firstly that there really is an
increased risk in young adulthood of pretty bad things. It also
indicates it's not all about the money but may be about the people
themselves,'' McLanahan said.
Note several things about this research and article:
The findings are similar to
those in this UCLA research;
doesn't mention whether the single parents themselves came from "broken
It offers no
ideas on why Swedish kids in a single-parent home have greater problems than peers
in intact families. My clinical experience with hundreds of
legal and psychological divorce usually
family-adult ignorance of minor kids'
complex divorce-adjustment needs,
adults' inability to fill these needs effectively.
The summary doesn't comment
about the influence of the other bioparent, if living, or the co-parenting
relationship between ex mates;
It doesn't suggest whether the findings
may apply to
parents and children in other countries;
The language of this report reinforces the
outdated "medical model" of "mental illness," rather than the
model of psychological and relationship problems.
This summary doesn't indicate whether any
attempt was made to measure the nurturance-level of the children's
families before parental separation, death, or
divorce.

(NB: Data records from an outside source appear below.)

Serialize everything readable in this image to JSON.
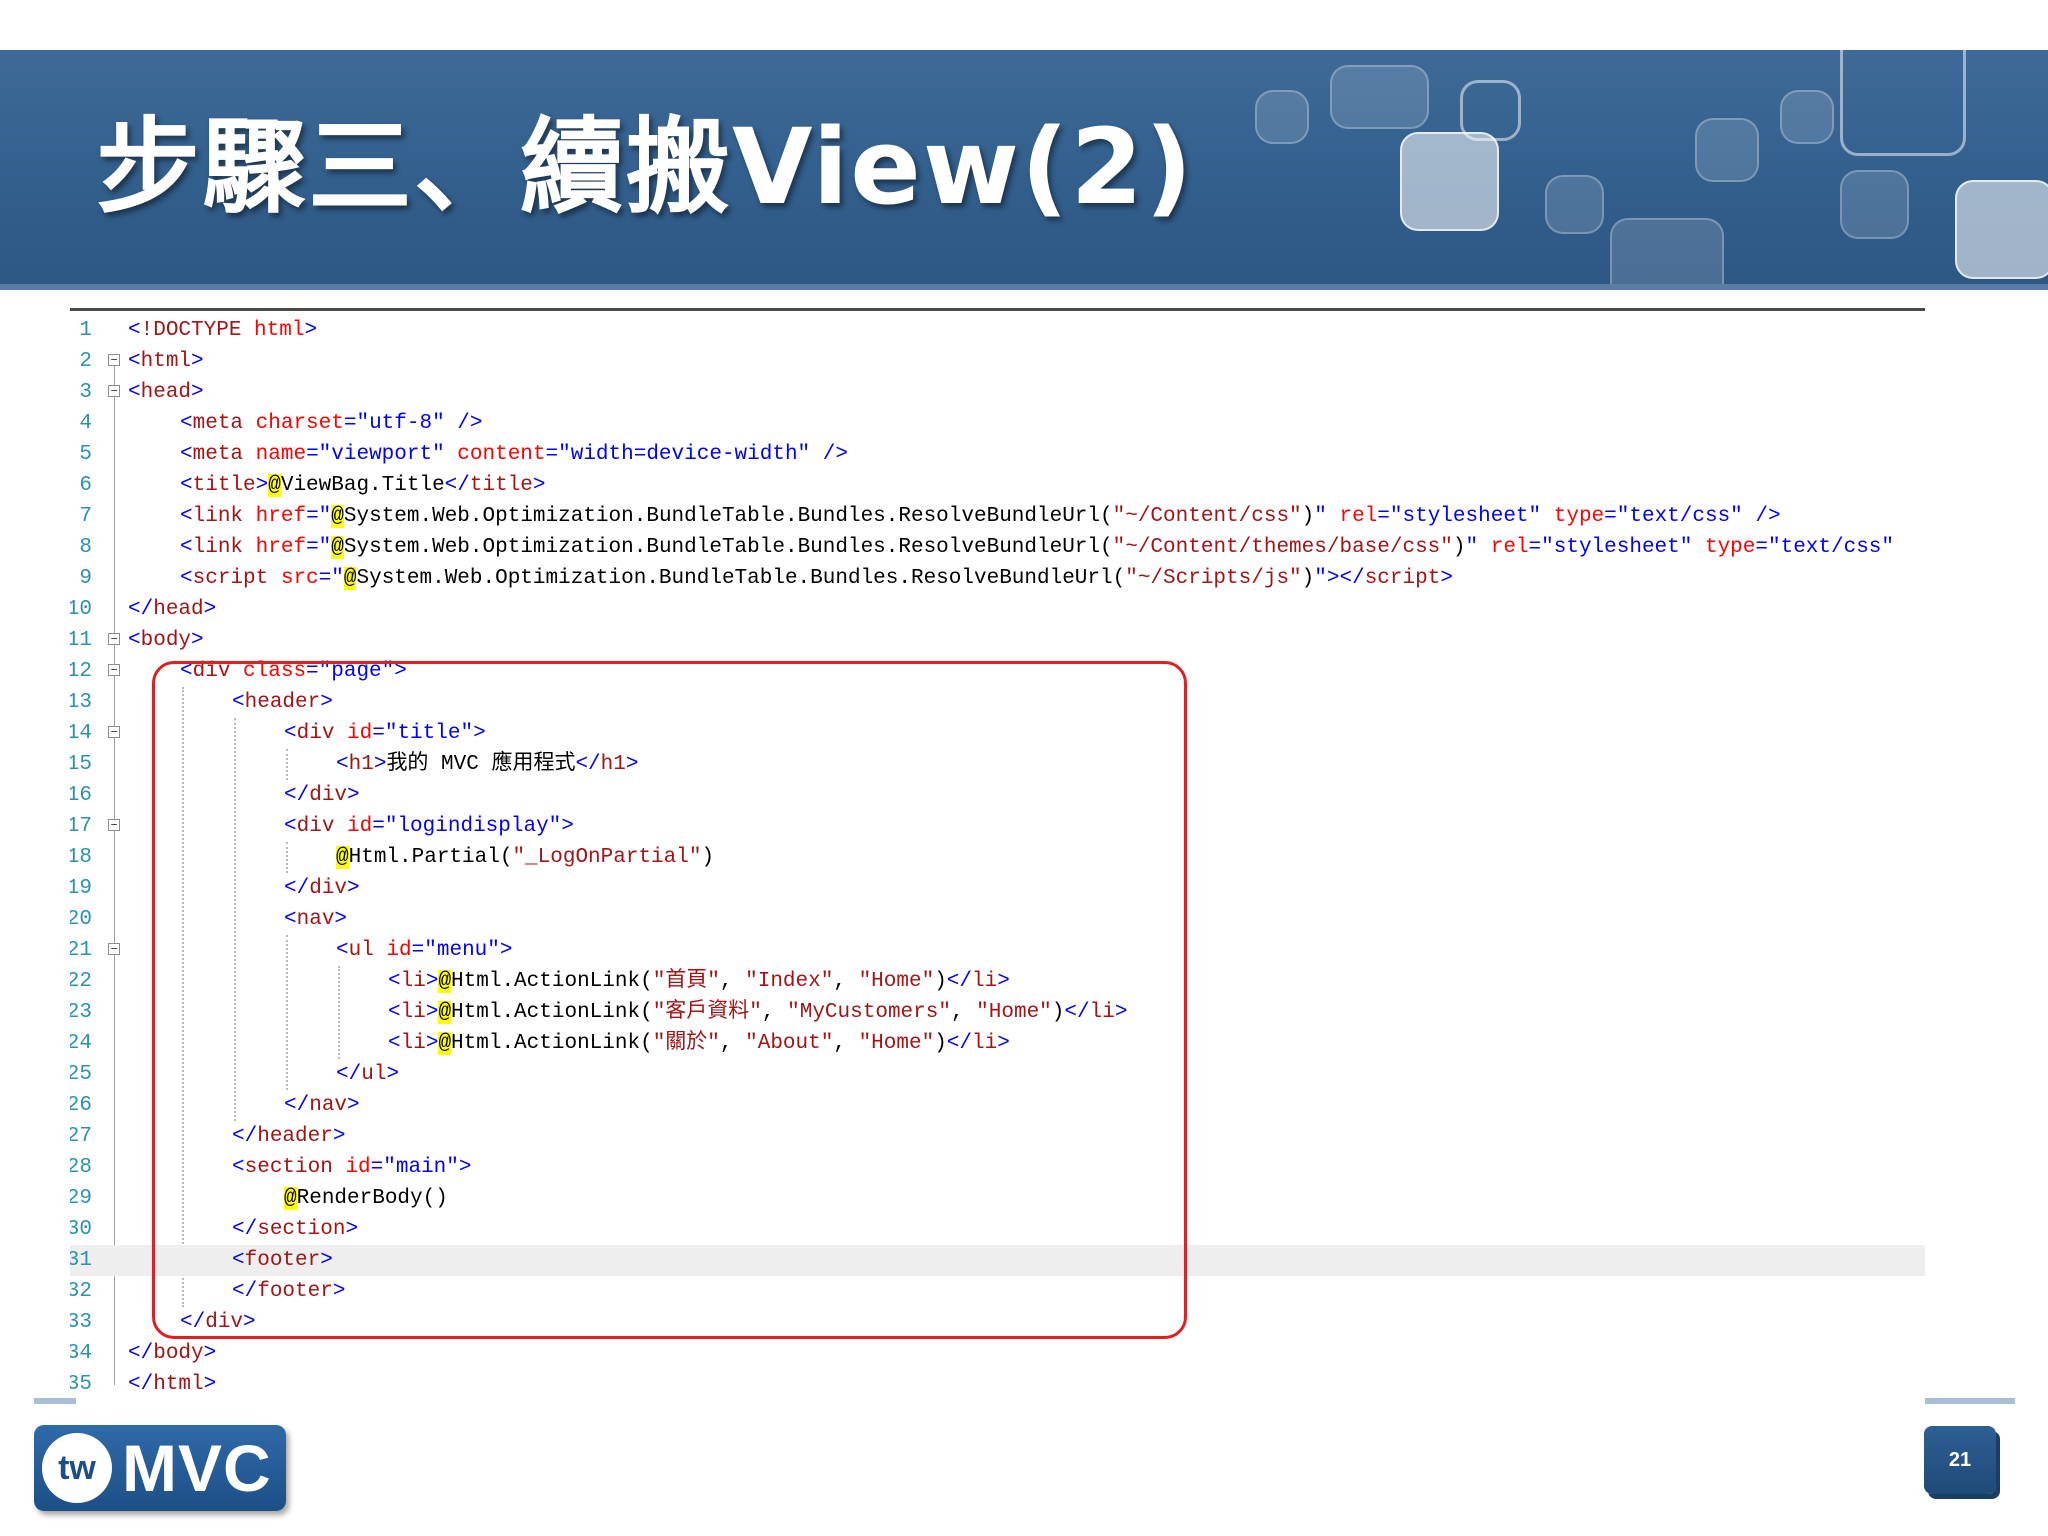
{
  "slide": {
    "title": "步驟三、續搬View(2)",
    "page_number": "21"
  },
  "logo": {
    "badge": "tw",
    "text": "MVC"
  },
  "colors": {
    "banner": "#34618f",
    "highlight_box": "#e02020",
    "tag": "#a31515",
    "attribute": "#ff0000",
    "string": "#0000ff",
    "razor": "#ffff00"
  },
  "code": {
    "lines": [
      {
        "num": "1",
        "fold": "",
        "indent": 0,
        "tokens": [
          [
            "b",
            "<"
          ],
          [
            "m",
            "!DOCTYPE"
          ],
          [
            "t",
            " "
          ],
          [
            "r",
            "html"
          ],
          [
            "b",
            ">"
          ]
        ]
      },
      {
        "num": "2",
        "fold": "minus",
        "indent": 0,
        "tokens": [
          [
            "b",
            "<"
          ],
          [
            "m",
            "html"
          ],
          [
            "b",
            ">"
          ]
        ]
      },
      {
        "num": "3",
        "fold": "minus",
        "indent": 0,
        "tokens": [
          [
            "b",
            "<"
          ],
          [
            "m",
            "head"
          ],
          [
            "b",
            ">"
          ]
        ]
      },
      {
        "num": "4",
        "fold": "",
        "indent": 1,
        "tokens": [
          [
            "b",
            "<"
          ],
          [
            "m",
            "meta"
          ],
          [
            "t",
            " "
          ],
          [
            "r",
            "charset"
          ],
          [
            "b",
            "=\"utf-8\" />"
          ]
        ]
      },
      {
        "num": "5",
        "fold": "",
        "indent": 1,
        "tokens": [
          [
            "b",
            "<"
          ],
          [
            "m",
            "meta"
          ],
          [
            "t",
            " "
          ],
          [
            "r",
            "name"
          ],
          [
            "b",
            "=\"viewport\" "
          ],
          [
            "r",
            "content"
          ],
          [
            "b",
            "=\"width=device-width\" />"
          ]
        ]
      },
      {
        "num": "6",
        "fold": "",
        "indent": 1,
        "tokens": [
          [
            "b",
            "<"
          ],
          [
            "m",
            "title"
          ],
          [
            "b",
            ">"
          ],
          [
            "y",
            "@"
          ],
          [
            "k",
            "ViewBag.Title"
          ],
          [
            "b",
            "</"
          ],
          [
            "m",
            "title"
          ],
          [
            "b",
            ">"
          ]
        ]
      },
      {
        "num": "7",
        "fold": "",
        "indent": 1,
        "tokens": [
          [
            "b",
            "<"
          ],
          [
            "m",
            "link"
          ],
          [
            "t",
            " "
          ],
          [
            "r",
            "href"
          ],
          [
            "b",
            "=\""
          ],
          [
            "y",
            "@"
          ],
          [
            "k",
            "System.Web.Optimization.BundleTable.Bundles.ResolveBundleUrl("
          ],
          [
            "m",
            "\"~/Content/css\""
          ],
          [
            "k",
            ")"
          ],
          [
            "b",
            "\" "
          ],
          [
            "r",
            "rel"
          ],
          [
            "b",
            "=\"stylesheet\" "
          ],
          [
            "r",
            "type"
          ],
          [
            "b",
            "=\"text/css\" />"
          ]
        ]
      },
      {
        "num": "8",
        "fold": "",
        "indent": 1,
        "tokens": [
          [
            "b",
            "<"
          ],
          [
            "m",
            "link"
          ],
          [
            "t",
            " "
          ],
          [
            "r",
            "href"
          ],
          [
            "b",
            "=\""
          ],
          [
            "y",
            "@"
          ],
          [
            "k",
            "System.Web.Optimization.BundleTable.Bundles.ResolveBundleUrl("
          ],
          [
            "m",
            "\"~/Content/themes/base/css\""
          ],
          [
            "k",
            ")"
          ],
          [
            "b",
            "\" "
          ],
          [
            "r",
            "rel"
          ],
          [
            "b",
            "=\"stylesheet\" "
          ],
          [
            "r",
            "type"
          ],
          [
            "b",
            "=\"text/css\""
          ]
        ]
      },
      {
        "num": "9",
        "fold": "",
        "indent": 1,
        "tokens": [
          [
            "b",
            "<"
          ],
          [
            "m",
            "script"
          ],
          [
            "t",
            " "
          ],
          [
            "r",
            "src"
          ],
          [
            "b",
            "=\""
          ],
          [
            "y",
            "@"
          ],
          [
            "k",
            "System.Web.Optimization.BundleTable.Bundles.ResolveBundleUrl("
          ],
          [
            "m",
            "\"~/Scripts/js\""
          ],
          [
            "k",
            ")"
          ],
          [
            "b",
            "\"></"
          ],
          [
            "m",
            "script"
          ],
          [
            "b",
            ">"
          ]
        ]
      },
      {
        "num": "10",
        "fold": "",
        "indent": 0,
        "tokens": [
          [
            "b",
            "</"
          ],
          [
            "m",
            "head"
          ],
          [
            "b",
            ">"
          ]
        ]
      },
      {
        "num": "11",
        "fold": "minus",
        "indent": 0,
        "tokens": [
          [
            "b",
            "<"
          ],
          [
            "m",
            "body"
          ],
          [
            "b",
            ">"
          ]
        ]
      },
      {
        "num": "12",
        "fold": "minus",
        "indent": 1,
        "tokens": [
          [
            "b",
            "<"
          ],
          [
            "m",
            "div"
          ],
          [
            "t",
            " "
          ],
          [
            "r",
            "class"
          ],
          [
            "b",
            "=\"page\">"
          ]
        ]
      },
      {
        "num": "13",
        "fold": "",
        "indent": 2,
        "tokens": [
          [
            "b",
            "<"
          ],
          [
            "m",
            "header"
          ],
          [
            "b",
            ">"
          ]
        ]
      },
      {
        "num": "14",
        "fold": "minus",
        "indent": 3,
        "tokens": [
          [
            "b",
            "<"
          ],
          [
            "m",
            "div"
          ],
          [
            "t",
            " "
          ],
          [
            "r",
            "id"
          ],
          [
            "b",
            "=\"title\">"
          ]
        ]
      },
      {
        "num": "15",
        "fold": "",
        "indent": 4,
        "tokens": [
          [
            "b",
            "<"
          ],
          [
            "m",
            "h1"
          ],
          [
            "b",
            ">"
          ],
          [
            "k",
            "我的 MVC 應用程式"
          ],
          [
            "b",
            "</"
          ],
          [
            "m",
            "h1"
          ],
          [
            "b",
            ">"
          ]
        ]
      },
      {
        "num": "16",
        "fold": "",
        "indent": 3,
        "tokens": [
          [
            "b",
            "</"
          ],
          [
            "m",
            "div"
          ],
          [
            "b",
            ">"
          ]
        ]
      },
      {
        "num": "17",
        "fold": "minus",
        "indent": 3,
        "tokens": [
          [
            "b",
            "<"
          ],
          [
            "m",
            "div"
          ],
          [
            "t",
            " "
          ],
          [
            "r",
            "id"
          ],
          [
            "b",
            "=\"logindisplay\">"
          ]
        ]
      },
      {
        "num": "18",
        "fold": "",
        "indent": 4,
        "tokens": [
          [
            "y",
            "@"
          ],
          [
            "k",
            "Html.Partial("
          ],
          [
            "m",
            "\"_LogOnPartial\""
          ],
          [
            "k",
            ")"
          ]
        ]
      },
      {
        "num": "19",
        "fold": "",
        "indent": 3,
        "tokens": [
          [
            "b",
            "</"
          ],
          [
            "m",
            "div"
          ],
          [
            "b",
            ">"
          ]
        ]
      },
      {
        "num": "20",
        "fold": "",
        "indent": 3,
        "tokens": [
          [
            "b",
            "<"
          ],
          [
            "m",
            "nav"
          ],
          [
            "b",
            ">"
          ]
        ]
      },
      {
        "num": "21",
        "fold": "minus",
        "indent": 4,
        "tokens": [
          [
            "b",
            "<"
          ],
          [
            "m",
            "ul"
          ],
          [
            "t",
            " "
          ],
          [
            "r",
            "id"
          ],
          [
            "b",
            "=\"menu\">"
          ]
        ]
      },
      {
        "num": "22",
        "fold": "",
        "indent": 5,
        "tokens": [
          [
            "b",
            "<"
          ],
          [
            "m",
            "li"
          ],
          [
            "b",
            ">"
          ],
          [
            "y",
            "@"
          ],
          [
            "k",
            "Html.ActionLink("
          ],
          [
            "m",
            "\"首頁\""
          ],
          [
            "k",
            ", "
          ],
          [
            "m",
            "\"Index\""
          ],
          [
            "k",
            ", "
          ],
          [
            "m",
            "\"Home\""
          ],
          [
            "k",
            ")"
          ],
          [
            "b",
            "</"
          ],
          [
            "m",
            "li"
          ],
          [
            "b",
            ">"
          ]
        ]
      },
      {
        "num": "23",
        "fold": "",
        "indent": 5,
        "tokens": [
          [
            "b",
            "<"
          ],
          [
            "m",
            "li"
          ],
          [
            "b",
            ">"
          ],
          [
            "y",
            "@"
          ],
          [
            "k",
            "Html.ActionLink("
          ],
          [
            "m",
            "\"客戶資料\""
          ],
          [
            "k",
            ", "
          ],
          [
            "m",
            "\"MyCustomers\""
          ],
          [
            "k",
            ", "
          ],
          [
            "m",
            "\"Home\""
          ],
          [
            "k",
            ")"
          ],
          [
            "b",
            "</"
          ],
          [
            "m",
            "li"
          ],
          [
            "b",
            ">"
          ]
        ]
      },
      {
        "num": "24",
        "fold": "",
        "indent": 5,
        "tokens": [
          [
            "b",
            "<"
          ],
          [
            "m",
            "li"
          ],
          [
            "b",
            ">"
          ],
          [
            "y",
            "@"
          ],
          [
            "k",
            "Html.ActionLink("
          ],
          [
            "m",
            "\"關於\""
          ],
          [
            "k",
            ", "
          ],
          [
            "m",
            "\"About\""
          ],
          [
            "k",
            ", "
          ],
          [
            "m",
            "\"Home\""
          ],
          [
            "k",
            ")"
          ],
          [
            "b",
            "</"
          ],
          [
            "m",
            "li"
          ],
          [
            "b",
            ">"
          ]
        ]
      },
      {
        "num": "25",
        "fold": "",
        "indent": 4,
        "tokens": [
          [
            "b",
            "</"
          ],
          [
            "m",
            "ul"
          ],
          [
            "b",
            ">"
          ]
        ]
      },
      {
        "num": "26",
        "fold": "",
        "indent": 3,
        "tokens": [
          [
            "b",
            "</"
          ],
          [
            "m",
            "nav"
          ],
          [
            "b",
            ">"
          ]
        ]
      },
      {
        "num": "27",
        "fold": "",
        "indent": 2,
        "tokens": [
          [
            "b",
            "</"
          ],
          [
            "m",
            "header"
          ],
          [
            "b",
            ">"
          ]
        ]
      },
      {
        "num": "28",
        "fold": "",
        "indent": 2,
        "tokens": [
          [
            "b",
            "<"
          ],
          [
            "m",
            "section"
          ],
          [
            "t",
            " "
          ],
          [
            "r",
            "id"
          ],
          [
            "b",
            "=\"main\">"
          ]
        ]
      },
      {
        "num": "29",
        "fold": "",
        "indent": 3,
        "tokens": [
          [
            "y",
            "@"
          ],
          [
            "k",
            "RenderBody()"
          ]
        ]
      },
      {
        "num": "30",
        "fold": "",
        "indent": 2,
        "tokens": [
          [
            "b",
            "</"
          ],
          [
            "m",
            "section"
          ],
          [
            "b",
            ">"
          ]
        ]
      },
      {
        "num": "31",
        "fold": "",
        "indent": 2,
        "highlight": true,
        "tokens": [
          [
            "b",
            "<"
          ],
          [
            "m",
            "footer"
          ],
          [
            "b",
            ">"
          ]
        ]
      },
      {
        "num": "32",
        "fold": "",
        "indent": 2,
        "tokens": [
          [
            "b",
            "</"
          ],
          [
            "m",
            "footer"
          ],
          [
            "b",
            ">"
          ]
        ]
      },
      {
        "num": "33",
        "fold": "",
        "indent": 1,
        "tokens": [
          [
            "b",
            "</"
          ],
          [
            "m",
            "div"
          ],
          [
            "b",
            ">"
          ]
        ]
      },
      {
        "num": "34",
        "fold": "",
        "indent": 0,
        "tokens": [
          [
            "b",
            "</"
          ],
          [
            "m",
            "body"
          ],
          [
            "b",
            ">"
          ]
        ]
      },
      {
        "num": "35",
        "fold": "",
        "indent": 0,
        "tokens": [
          [
            "b",
            "</"
          ],
          [
            "m",
            "html"
          ],
          [
            "b",
            ">"
          ]
        ]
      }
    ]
  }
}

Given the size and scope
of the study, this may not have been practical.
This research summary does
potential harm by suggesting that kids' problems come from "broken
homes" rather than from what caused their homes to "break":
years' clinical research, I propose that most family (marital) breakups
are caused by parents' inherited psychological
of these factors
The summary doesn't note that "divorce" can
be psychological but not legal - so kids in dysfunctional intact homes
are also at risk of significant developmental and social problems.
My research suggests that unaware,
psychologically-wounded parents unintentionally
similar wounds to
vulnerable descendents. Unidentified and untreated, these wounds
are likely to contribute to many relationship, occupational, parenting, and
like those mentioned in this study.